The post modern indian literature is a big blob which makes no sense to me collectively be it Rushide, Roy, Sen or Ghosh .. BUT then comes along the collected works of a desi@Warthon PhD who uses simple stories to weave together a book that is disparate yet cohesive, high hand intellectual yet true to the storytellers tradition.
The 75 shorts (By the authors admission they are not stories themselves) cover a range of emotions. From a twisted take on a well-known classic (Juliet) to an intimate moment spent with oneself (Solitude, The Treadmill) to an omelette recipe that pokes fun at our pretentious self . There is no central theme to the book, stories are desperate and yet you don’t feel distaste when the theme swiftly changes. This is largely to the way each story presents itself, its a like a peeping window to the act midway or post-climax. The characters are not introduced – not even named in most, at times there seems to be no purpose why the author chose to describe an episodes (Toast).
A short on my favourite shorts 🙂
The Vacation – Story of a stranded bride who finds freedom on her honeymoon.
Rock Paper Scissors – a small playground conversation makes us wonder what world we are letting our kids grow up in.
Identification – May feel like necrophilia but honest and heartbreaking.
Victoria – Funny, how men think.
Juliet – A classic turned on its head. The villain is still curiosity and shame.
The Interruption – Reading a couples mind when the phone rings as they are making love.
Take One – brilliant conversation, i may actually have one day!
Dice – went over my head, couldn’t understand it.
Going back – How it will never be the same again.
Daedalus – A fathers remorse on his sons death.
Love Story – Why real and honest love stories are boring. Cute.
Then we have the dark set – The Perfect House, The Shirt, Solitude, The Treadmill, Atlas, Unsaved – Makes a compelling read. Soulful, severe and sombre few, romance death, few make solitude sexy.
Where Shall We Go for Dinner – Its the one story i would recommend everyone to read. A lovers tiff – the eventual patch up – makes for a cute read. Yes, i am recommending a cute love story, beat that!
The book has some unique features that made me pick it up from Blossoms in Bangalore. It has its title and page numbers on the side and it had a witty, self deprecating introduction and back page.

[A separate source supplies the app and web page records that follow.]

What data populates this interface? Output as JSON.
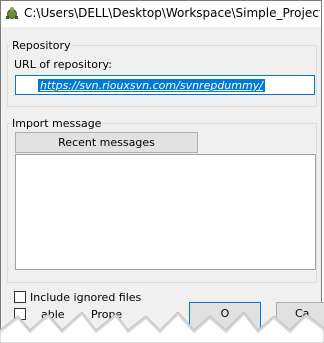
{
  "window": {
    "title": "C:\\Users\\DELL\\Desktop\\Workspace\\Simple_Project ..."
  },
  "repository": {
    "group_label": "Repository",
    "url_label": "URL of repository:",
    "url_value": "https://svn.riouxsvn.com/svnrepdummy/"
  },
  "import_message": {
    "group_label": "Import message",
    "recent_messages_button": "Recent messages",
    "message_text": ""
  },
  "options": {
    "include_ignored_label": "Include ignored files",
    "include_ignored_checked": false,
    "second_checkbox_label_part1": "able",
    "second_checkbox_label_part2": "Prope",
    "second_checkbox_checked": false
  },
  "buttons": {
    "ok_partial": "O",
    "cancel_partial": "Ca"
  }
}
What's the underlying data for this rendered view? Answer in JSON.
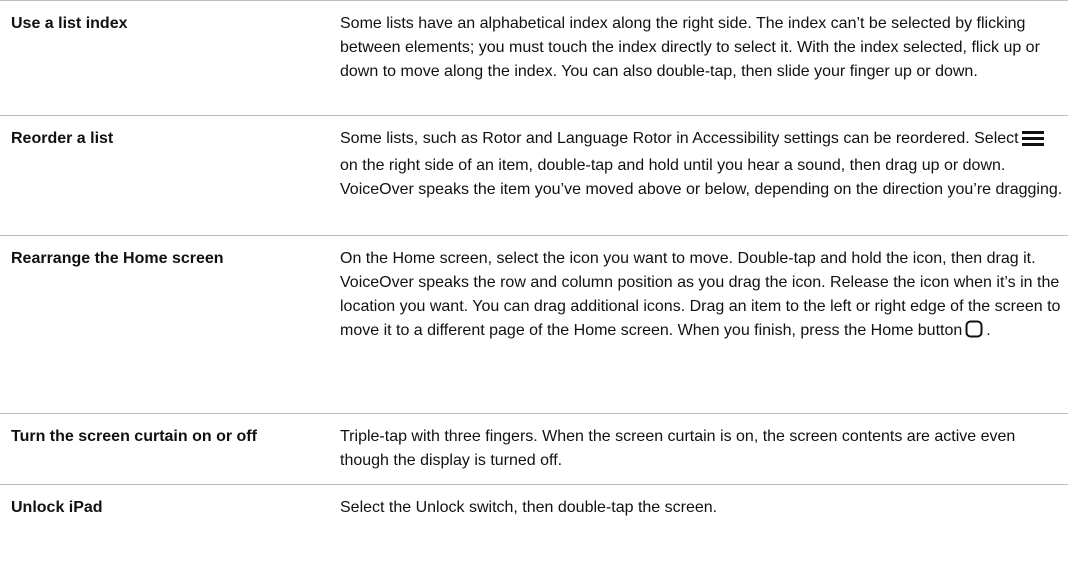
{
  "rows": [
    {
      "action": "Use a list index",
      "description": "Some lists have an alphabetical index along the right side. The index can’t be selected by flicking between elements; you must touch the index directly to select it. With the index selected, flick up or down to move along the index. You can also double-tap, then slide your finger up or down."
    },
    {
      "action": "Reorder a list",
      "description_before_icon": "Some lists, such as Rotor and Language Rotor in Accessibility settings can be reordered. Select",
      "inline_icon": "reorder-handle-icon",
      "description_after_icon": "on the right side of an item, double-tap and hold until you hear a sound, then drag up or down. VoiceOver speaks the item you’ve moved above or below, depending on the direction you’re dragging."
    },
    {
      "action": "Rearrange the Home screen",
      "description_before_icon": "On the Home screen, select the icon you want to move. Double-tap and hold the icon, then drag it. VoiceOver speaks the row and column position as you drag the icon. Release the icon when it’s in the location you want. You can drag additional icons. Drag an item to the left or right edge of the screen to move it to a different page of the Home screen. When you finish, press the Home button",
      "inline_icon": "home-button-icon",
      "description_after_icon": "."
    },
    {
      "action": "Turn the screen curtain on or off",
      "description": "Triple-tap with three fingers. When the screen curtain is on, the screen contents are active even though the display is turned off."
    },
    {
      "action": "Unlock iPad",
      "description": "Select the Unlock switch, then double-tap the screen."
    }
  ]
}
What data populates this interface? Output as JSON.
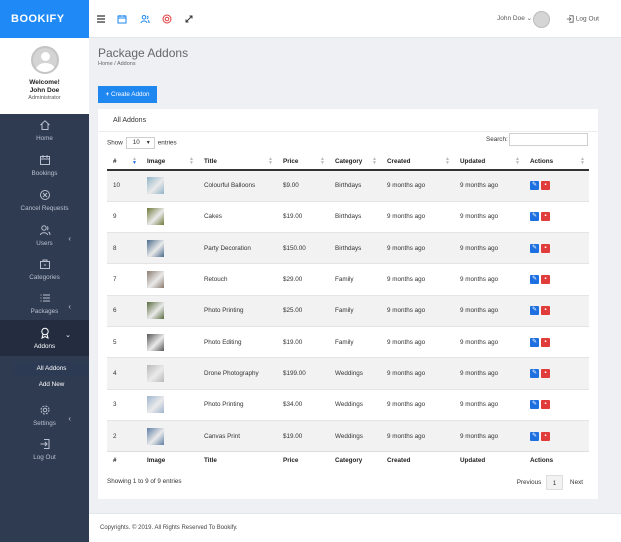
{
  "brand": "BOOKIFY",
  "profile": {
    "welcome": "Welcome!",
    "name": "John Doe",
    "role": "Administrator"
  },
  "nav": [
    {
      "label": "Home",
      "icon": "home-icon"
    },
    {
      "label": "Bookings",
      "icon": "calendar-icon"
    },
    {
      "label": "Cancel Requests",
      "icon": "cancel-icon"
    },
    {
      "label": "Users",
      "icon": "users-icon"
    },
    {
      "label": "Categories",
      "icon": "briefcase-icon"
    },
    {
      "label": "Packages",
      "icon": "list-icon"
    },
    {
      "label": "Addons",
      "icon": "award-icon"
    },
    {
      "label": "Settings",
      "icon": "gear-icon"
    },
    {
      "label": "Log Out",
      "icon": "logout-icon"
    }
  ],
  "addons_sub": [
    "All Addons",
    "Add New"
  ],
  "topbar": {
    "user": "John Doe",
    "logout": "Log Out"
  },
  "page": {
    "title": "Package Addons",
    "breadcrumb": "Home  /  Addons",
    "create_button": "Create Addon"
  },
  "card": {
    "title": "All Addons",
    "show_label": "Show",
    "entries_value": "10",
    "entries_label": "entries",
    "search_label": "Search:",
    "search_placeholder": ""
  },
  "table": {
    "columns": [
      "#",
      "Image",
      "Title",
      "Price",
      "Category",
      "Created",
      "Updated",
      "Actions"
    ],
    "rows": [
      {
        "id": "10",
        "title": "Colourful Balloons",
        "price": "$9.00",
        "category": "Birthdays",
        "created": "9 months ago",
        "updated": "9 months ago",
        "color": "#8fb3c9"
      },
      {
        "id": "9",
        "title": "Cakes",
        "price": "$19.00",
        "category": "Birthdays",
        "created": "9 months ago",
        "updated": "9 months ago",
        "color": "#6e7a3a"
      },
      {
        "id": "8",
        "title": "Party Decoration",
        "price": "$150.00",
        "category": "Birthdays",
        "created": "9 months ago",
        "updated": "9 months ago",
        "color": "#4a6a8c"
      },
      {
        "id": "7",
        "title": "Retouch",
        "price": "$29.00",
        "category": "Family",
        "created": "9 months ago",
        "updated": "9 months ago",
        "color": "#8a7a6e"
      },
      {
        "id": "6",
        "title": "Photo Printing",
        "price": "$25.00",
        "category": "Family",
        "created": "9 months ago",
        "updated": "9 months ago",
        "color": "#5a6b3f"
      },
      {
        "id": "5",
        "title": "Photo Editing",
        "price": "$19.00",
        "category": "Family",
        "created": "9 months ago",
        "updated": "9 months ago",
        "color": "#555555"
      },
      {
        "id": "4",
        "title": "Drone Photography",
        "price": "$199.00",
        "category": "Weddings",
        "created": "9 months ago",
        "updated": "9 months ago",
        "color": "#b8b8b8"
      },
      {
        "id": "3",
        "title": "Photo Printing",
        "price": "$34.00",
        "category": "Weddings",
        "created": "9 months ago",
        "updated": "9 months ago",
        "color": "#9fb4cf"
      },
      {
        "id": "2",
        "title": "Canvas Print",
        "price": "$19.00",
        "category": "Weddings",
        "created": "9 months ago",
        "updated": "9 months ago",
        "color": "#5f7ea6"
      }
    ]
  },
  "info": "Showing 1 to 9 of 9 entries",
  "pagination": {
    "previous": "Previous",
    "page": "1",
    "next": "Next"
  },
  "footer": "Copyrights. © 2019. All Rights Reserved To Bookify.",
  "colors": {
    "primary": "#1e87f0",
    "sidebar": "#2f3b51",
    "danger": "#e03c3c"
  }
}
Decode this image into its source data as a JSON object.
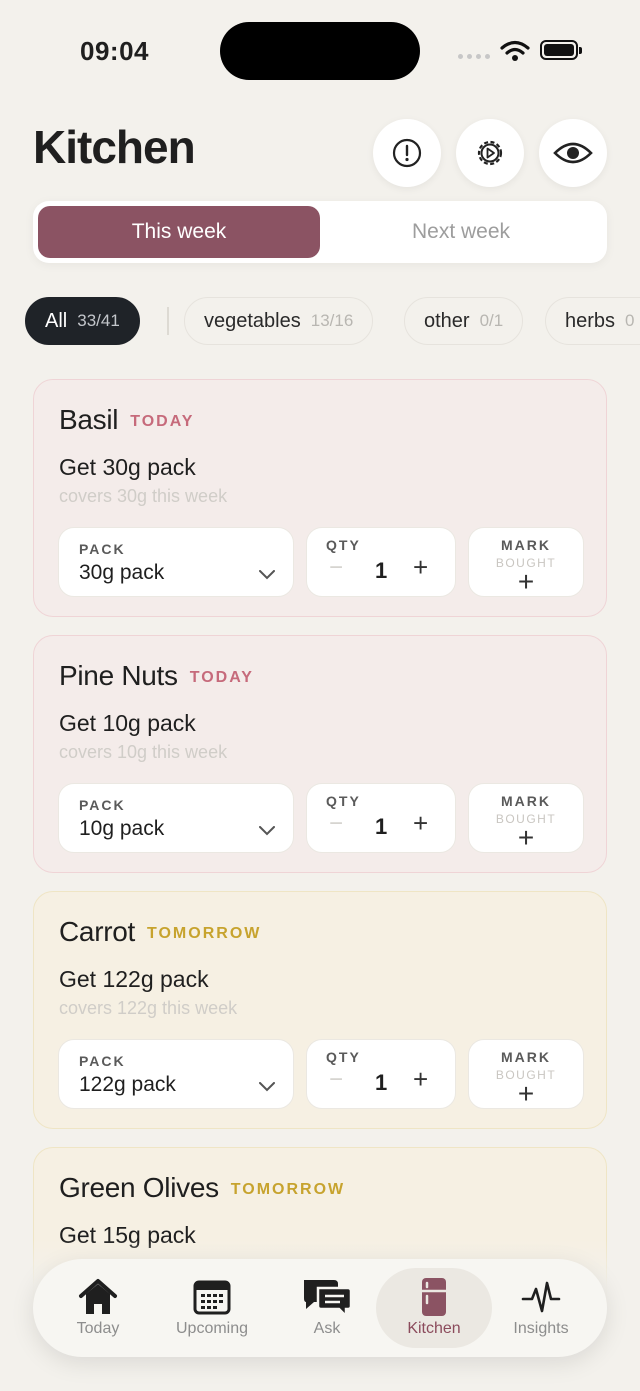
{
  "status": {
    "time": "09:04"
  },
  "header": {
    "title": "Kitchen"
  },
  "week_tabs": {
    "active": "This week",
    "inactive": "Next week"
  },
  "filters": [
    {
      "label": "All",
      "count": "33/41"
    },
    {
      "label": "vegetables",
      "count": "13/16"
    },
    {
      "label": "other",
      "count": "0/1"
    },
    {
      "label": "herbs",
      "count": "0"
    }
  ],
  "control_labels": {
    "pack": "PACK",
    "qty": "QTY",
    "mark": "MARK",
    "bought": "BOUGHT",
    "minus": "−",
    "plus": "+"
  },
  "items": [
    {
      "name": "Basil",
      "when": "TODAY",
      "action": "Get 30g pack",
      "covers": "covers 30g this week",
      "pack": "30g pack",
      "qty": "1"
    },
    {
      "name": "Pine Nuts",
      "when": "TODAY",
      "action": "Get 10g pack",
      "covers": "covers 10g this week",
      "pack": "10g pack",
      "qty": "1"
    },
    {
      "name": "Carrot",
      "when": "TOMORROW",
      "action": "Get 122g pack",
      "covers": "covers 122g this week",
      "pack": "122g pack",
      "qty": "1"
    },
    {
      "name": "Green Olives",
      "when": "TOMORROW",
      "action": "Get 15g pack"
    }
  ],
  "tabbar": [
    {
      "label": "Today",
      "icon": "home-icon"
    },
    {
      "label": "Upcoming",
      "icon": "calendar-icon"
    },
    {
      "label": "Ask",
      "icon": "chat-icon"
    },
    {
      "label": "Kitchen",
      "icon": "fridge-icon",
      "active": true
    },
    {
      "label": "Insights",
      "icon": "pulse-icon"
    }
  ],
  "colors": {
    "accent": "#8b5363",
    "today": "#c66a7b",
    "tomorrow": "#c7a32e",
    "background": "#f3f1ec"
  }
}
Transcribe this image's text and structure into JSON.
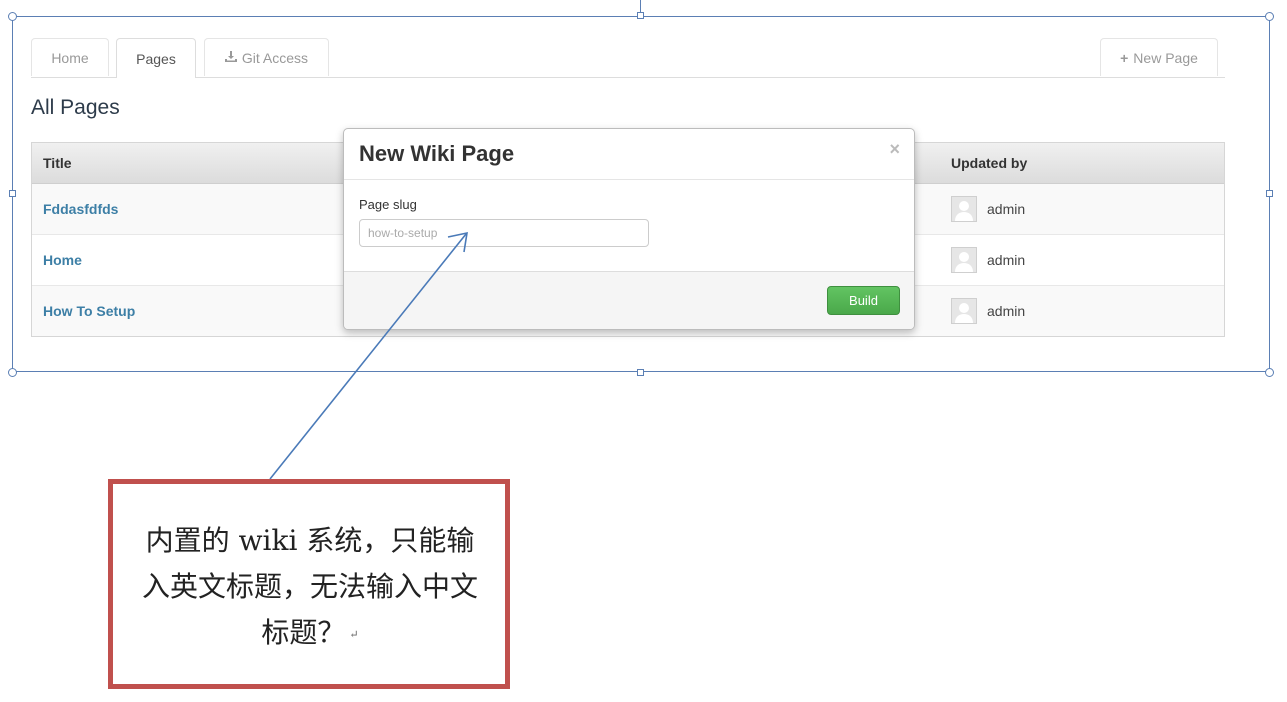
{
  "tabs": [
    {
      "label": "Home"
    },
    {
      "label": "Pages"
    },
    {
      "label": "Git Access",
      "icon": "download-icon"
    }
  ],
  "new_page_button": {
    "label": "New Page",
    "icon": "plus-icon"
  },
  "page_title": "All Pages",
  "table": {
    "columns": {
      "title": "Title",
      "updated_by": "Updated by"
    },
    "rows": [
      {
        "title": "Fddasfdfds",
        "updated_by": "admin"
      },
      {
        "title": "Home",
        "updated_by": "admin"
      },
      {
        "title": "How To Setup",
        "updated_by": "admin"
      }
    ]
  },
  "modal": {
    "title": "New Wiki Page",
    "close": "×",
    "field_label": "Page slug",
    "input_placeholder": "how-to-setup",
    "input_value": "",
    "submit_label": "Build"
  },
  "annotation": {
    "text": "内置的 wiki 系统，只能输入英文标题，无法输入中文标题？",
    "paragraph_mark": "↵"
  },
  "colors": {
    "link": "#3d7fa6",
    "build_button": "#5bb75b",
    "annotation_border": "#c0504d",
    "selection_frame": "#5b7fb4",
    "arrow": "#4a7ab8"
  }
}
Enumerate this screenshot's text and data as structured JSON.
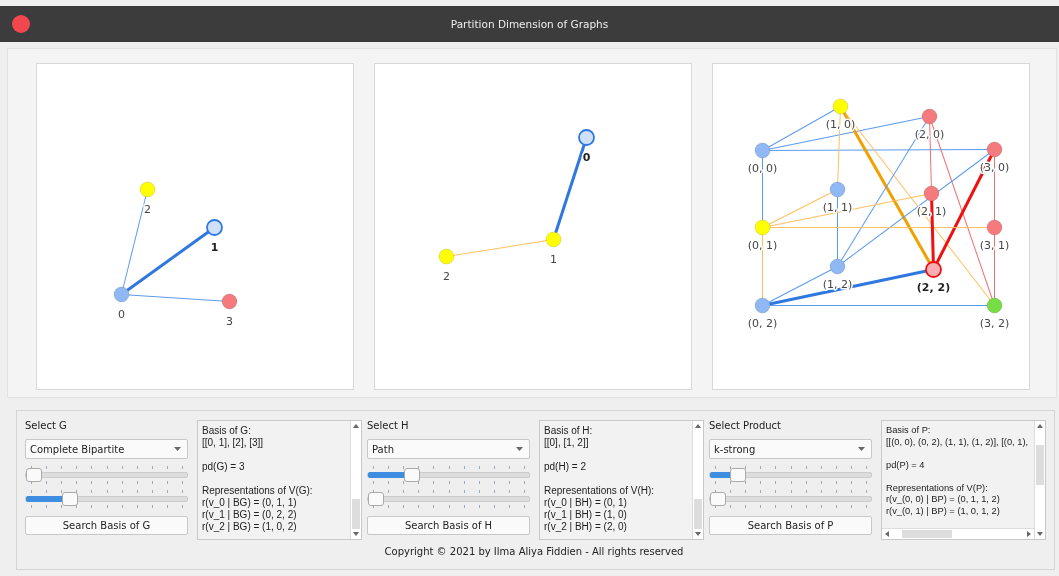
{
  "window": {
    "title": "Partition Dimension of Graphs"
  },
  "graphs": [
    {
      "nodes": [
        {
          "label": "0",
          "color": "#8fb8f5",
          "selected": false
        },
        {
          "label": "1",
          "color": "#cfe0f8",
          "selected": true
        },
        {
          "label": "2",
          "color": "#ffff00",
          "selected": false
        },
        {
          "label": "3",
          "color": "#f47a7e",
          "selected": false
        }
      ]
    },
    {
      "nodes": [
        {
          "label": "0",
          "color": "#cfe0f8",
          "selected": true
        },
        {
          "label": "1",
          "color": "#ffff00",
          "selected": false
        },
        {
          "label": "2",
          "color": "#ffff00",
          "selected": false
        }
      ]
    },
    {
      "nodes": [
        {
          "label": "(0, 0)",
          "color": "#8fb8f5",
          "selected": false
        },
        {
          "label": "(1, 0)",
          "color": "#ffff00",
          "selected": false
        },
        {
          "label": "(2, 0)",
          "color": "#f47a7e",
          "selected": false
        },
        {
          "label": "(3, 0)",
          "color": "#f47a7e",
          "selected": false
        },
        {
          "label": "(1, 1)",
          "color": "#8fb8f5",
          "selected": false
        },
        {
          "label": "(2, 1)",
          "color": "#f47a7e",
          "selected": false
        },
        {
          "label": "(0, 1)",
          "color": "#ffff00",
          "selected": false
        },
        {
          "label": "(3, 1)",
          "color": "#f47a7e",
          "selected": false
        },
        {
          "label": "(1, 2)",
          "color": "#8fb8f5",
          "selected": false
        },
        {
          "label": "(2, 2)",
          "color": "#f9aeb3",
          "selected": true
        },
        {
          "label": "(0, 2)",
          "color": "#8fb8f5",
          "selected": false
        },
        {
          "label": "(3, 2)",
          "color": "#77dd44",
          "selected": false
        }
      ]
    }
  ],
  "controls": [
    {
      "label": "Select G",
      "dropdown": "Complete Bipartite",
      "sliders": [
        {
          "level": 0.0
        },
        {
          "level": 0.25
        }
      ],
      "button": "Search Basis of G",
      "output": [
        [
          "Basis of G:",
          "[[0, 1], [2], [3]]"
        ],
        [
          "pd(G) = 3"
        ],
        [
          "Representations of V(G):",
          "r(v_0 | BG) = (0, 1, 1)",
          "r(v_1 | BG) = (0, 2, 2)",
          "r(v_2 | BG) = (1, 0, 2)"
        ]
      ],
      "hscroll": false
    },
    {
      "label": "Select H",
      "dropdown": "Path",
      "sliders": [
        {
          "level": 0.25
        },
        {
          "level": 0.0
        }
      ],
      "button": "Search Basis of H",
      "output": [
        [
          "Basis of H:",
          "[[0], [1, 2]]"
        ],
        [
          "pd(H) = 2"
        ],
        [
          "Representations of V(H):",
          "r(v_0 | BH) = (0, 1)",
          "r(v_1 | BH) = (1, 0)",
          "r(v_2 | BH) = (2, 0)"
        ]
      ],
      "hscroll": false
    },
    {
      "label": "Select Product",
      "dropdown": "k-strong",
      "sliders": [
        {
          "level": 0.14
        },
        {
          "level": 0.0
        }
      ],
      "button": "Search Basis of P",
      "output": [
        [
          "Basis of P:",
          "[[(0, 0), (0, 2), (1, 1), (1, 2)], [(0, 1),"
        ],
        [
          "pd(P) = 4"
        ],
        [
          "Representations of V(P):",
          "r(v_(0, 0) | BP) = (0, 1, 1, 2)",
          "r(v_(0, 1) | BP) = (1, 0, 1, 2)"
        ]
      ],
      "hscroll": true
    }
  ],
  "footer": "Copyright © 2021 by Ilma Aliya Fiddien - All rights reserved"
}
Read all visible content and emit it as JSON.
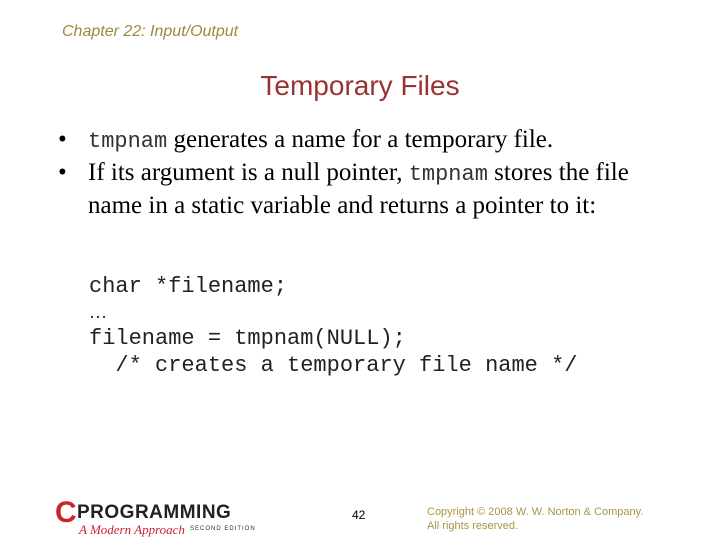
{
  "header": {
    "chapter": "Chapter 22: Input/Output"
  },
  "slide": {
    "title": "Temporary Files",
    "bullets": [
      {
        "code": "tmpnam",
        "text_after": " generates a name for a temporary file."
      },
      {
        "text_before": "If its argument is a null pointer, ",
        "code": "tmpnam",
        "text_after": " stores the file name in a static variable and returns a pointer to it:"
      }
    ],
    "bullet_glyph": "•",
    "code_lines": [
      "char *filename;",
      "…",
      "filename = tmpnam(NULL);",
      "  /* creates a temporary file name */"
    ]
  },
  "footer": {
    "logo": {
      "c": "C",
      "main": "PROGRAMMING",
      "sub": "A Modern Approach",
      "edition": "SECOND EDITION",
      "accent": "#c8262c"
    },
    "page_number": "42",
    "copyright_line1": "Copyright © 2008 W. W. Norton & Company.",
    "copyright_line2": "All rights reserved."
  }
}
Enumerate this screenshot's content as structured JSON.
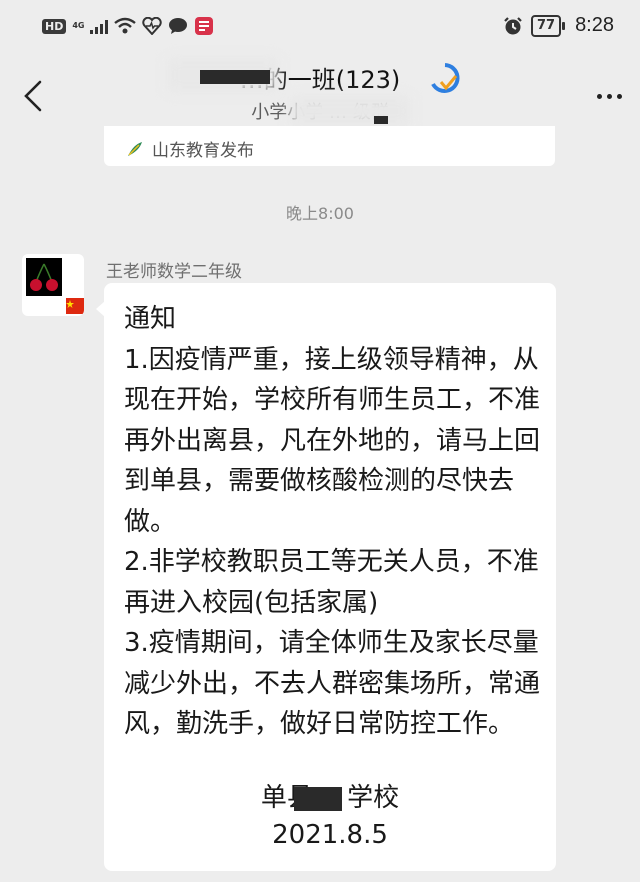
{
  "status_bar": {
    "hd": "HD",
    "network": "4G",
    "battery": "77",
    "time": "8:28"
  },
  "header": {
    "title": "…的一班(123)",
    "subtitle": "小学小学 … 级群"
  },
  "source": {
    "name": "山东教育发布"
  },
  "time_divider": "晚上8:00",
  "message": {
    "sender": "王老师数学二年级",
    "body": "通知\n1.因疫情严重，接上级领导精神，从现在开始，学校所有师生员工，不准再外出离县，凡在外地的，请马上回到单县，需要做核酸检测的尽快去做。\n2.非学校教职员工等无关人员，不准再进入校园(包括家属)\n3.疫情期间，请全体师生及家长尽量减少外出，不去人群密集场所，常通风，勤洗手，做好日常防控工作。",
    "signature": "单县… 学校",
    "date": "2021.8.5"
  },
  "icons": [
    "back-arrow-icon",
    "more-dots-icon",
    "signal-icon",
    "wifi-icon",
    "heart-icon",
    "chat-icon",
    "app-icon",
    "alarm-icon",
    "battery-icon",
    "feather-icon"
  ]
}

Also, a book that has a French title is a COMPLETE chick magnet 😉
Aseem is an IIM-A alumni and this book is fighting hard to regain the faith lost by many a Bhagats. His book blog.